BRIEF
All lines containing the string "CTRL" must be copied from the entries.

TASK INPUT
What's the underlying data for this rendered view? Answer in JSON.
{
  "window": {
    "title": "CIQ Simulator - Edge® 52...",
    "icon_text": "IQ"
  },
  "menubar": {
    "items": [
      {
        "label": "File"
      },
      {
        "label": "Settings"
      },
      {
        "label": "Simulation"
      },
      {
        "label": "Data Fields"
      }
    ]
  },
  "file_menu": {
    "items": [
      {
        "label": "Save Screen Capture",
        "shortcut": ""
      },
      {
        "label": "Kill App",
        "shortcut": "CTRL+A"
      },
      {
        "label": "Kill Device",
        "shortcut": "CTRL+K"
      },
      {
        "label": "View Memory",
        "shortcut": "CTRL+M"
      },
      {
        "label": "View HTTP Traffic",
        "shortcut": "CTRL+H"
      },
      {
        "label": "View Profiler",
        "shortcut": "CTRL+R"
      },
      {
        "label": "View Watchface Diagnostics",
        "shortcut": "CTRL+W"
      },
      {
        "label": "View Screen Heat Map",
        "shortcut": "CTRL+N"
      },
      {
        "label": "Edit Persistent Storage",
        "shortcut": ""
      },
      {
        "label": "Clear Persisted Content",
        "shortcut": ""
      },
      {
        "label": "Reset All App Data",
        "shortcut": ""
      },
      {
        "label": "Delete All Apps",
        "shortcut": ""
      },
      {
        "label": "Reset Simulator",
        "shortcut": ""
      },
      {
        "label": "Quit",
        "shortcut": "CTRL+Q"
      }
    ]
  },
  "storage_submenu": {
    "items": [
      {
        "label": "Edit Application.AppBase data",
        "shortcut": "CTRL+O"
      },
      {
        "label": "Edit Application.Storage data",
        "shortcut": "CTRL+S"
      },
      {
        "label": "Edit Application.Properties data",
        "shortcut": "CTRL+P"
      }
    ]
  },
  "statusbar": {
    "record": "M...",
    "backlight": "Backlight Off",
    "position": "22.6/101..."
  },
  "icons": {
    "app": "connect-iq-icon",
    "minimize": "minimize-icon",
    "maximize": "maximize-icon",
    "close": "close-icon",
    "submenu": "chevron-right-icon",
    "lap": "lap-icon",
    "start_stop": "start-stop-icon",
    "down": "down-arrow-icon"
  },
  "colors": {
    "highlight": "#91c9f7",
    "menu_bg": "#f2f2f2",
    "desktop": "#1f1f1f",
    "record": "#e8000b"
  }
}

OUTPUT
        "shortcut": "CTRL+A"
        "shortcut": "CTRL+K"
        "shortcut": "CTRL+M"
        "shortcut": "CTRL+H"
        "shortcut": "CTRL+R"
        "shortcut": "CTRL+W"
        "shortcut": "CTRL+N"
        "shortcut": "CTRL+Q"
        "shortcut": "CTRL+O"
        "shortcut": "CTRL+S"
        "shortcut": "CTRL+P"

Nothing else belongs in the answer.